Disappearing patient choice courtesy of private health insurer?
May 4, 2011 — Oxford Health Plans, a UnitedHealthcare company, is rolling out renewal plans this spring for small businesses of two to 50 employees whereby the company is increasing the total employee financial responsibility for an out-of-network doctor visit or procedure by more than 50 percent.
In 2009, according to an Apr. 2011 report by the United Hospital Fund, 27.2 percent of small group health plan subscribers in the commercial market were enrolled in Oxford/United plans, a larger share than that of any other company.
According to notices of the changes applicable to at least some of Oxford’s “Freedom” Plans, Oxford is moving away from reimbursement for out-of-network care that is based initially on a percentile of “usual, customary, and reasonable charges” or “UCR.”
Under the new scheme, allowable charges are based on 140 percent of the Medicare reiumbursement rate, where such a rate is available.
Reimbursement ultimately winds up to be marginally less than Medicare, however, because — as demonstrated by the illustration Oxford gives in its notice — only 70 percent of that “Medicare plus” amount is reimbursed.
Significantly increased cost to the patient who chooses out-of-network care
Under an existing plan, Oxford says, an out-of-network colonoscopy would require a patient with Oxford insurance to pick up $2,180 in charges; under the revised payment schedule, the patient would be responsible for $3,370 in charges.
Oxford’s notice, which Remapping Debate received as part of its own health insurance renewal process, emphasizes the “cost effective” nature of in-network care, and makes plain its intention to have patients — no longer able as a practical matter to afford to see out-of-network providers — pressure those providers to join the Oxford network: “We believe that this change will encourage non-participating providers to join the network,” the notice stated.
New York State Assemblyman Richard N. Gottfried, the chair of the Assembly’s Health Committee, described Oxford’s push to shift people away from out-of-network care as “pretty heavy handed,” and said that the shift will have “several harmful consequences.”
“While Oxford [members] will technically have the choice of going out of network,” Gottfried said, “for many of them that will not be a realistic option, so it is, in effect, a dramatic restriction of their health care options.”
Mark Scherzer is a New York attorney whose practice includes representation of individuals challenging insurance company decisions denying benefits. He also acts as legislative counsel to New Yorkers for Accessible Health Coverage, which represents a series of groups of people with chronic illness or disability.

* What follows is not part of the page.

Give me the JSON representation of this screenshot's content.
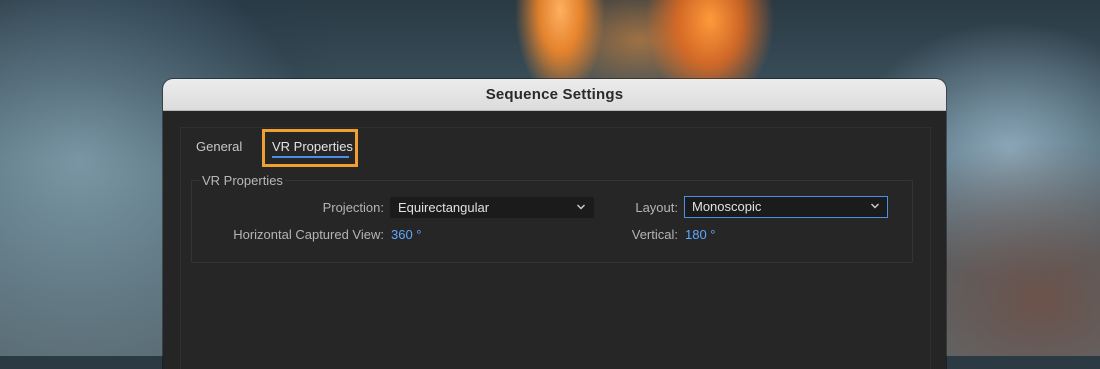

Scherzer said that Oxford’s reduction in reimbursement for out-of-network care was “consistent with the trend over the recent years…of trying to limit premium increases through other mechanisms [by] which costs are shifted to the consumer.”
Scherzer described the current system as one where insurance companies are “doing the rationing” of health care: “people with resources will get that high quality of [patient-centric] care, and people without resources won’t.”
Remapping Debate asked Oxford to confirm the reported changes, and to comment on the disjunction between its decision to cut out-of-network benefits sharply at the same time it was not cutting premiums: Wouldn’t these cutbacks save Oxford a lot of money over what had been paid out previously, and, if so, why wouldn’t premiums be going down?
Oxford’s email reply, from company representative Maria Gordon-Shydlo, was not responsive, and a follow-up request was not responded to.
According to Gottfried, the change “will help Oxford’s bottom line” but “will be bad news for patients and health care providers.”
An interesting way to count
The Oxford notice of benefit changes tried to provide assurance that patients could still be served in-network by a robust panel of doctors, stating that the network (as of the end of 2009) had “48,000 Freedom Network providers” in New York State. This number is not exactly what it seems at first glance. One must review a footnote to learn that the number doesn’t only refer to doctors, but also dentists and “complementary and alternative medicine providers.”
The footnote — which also made no mention of how many of those providers are currently accepting new patients — explained that each provider was being counted more than once if they had multiple board certifications (for example, primary care and a specialty).
Indeed, when Remapping Debate looked specifically for internists located within a mile of one physican-rich Upper East Side Manhattan zip code, the first 100 people yielded what Oxford would tally as 171 providers.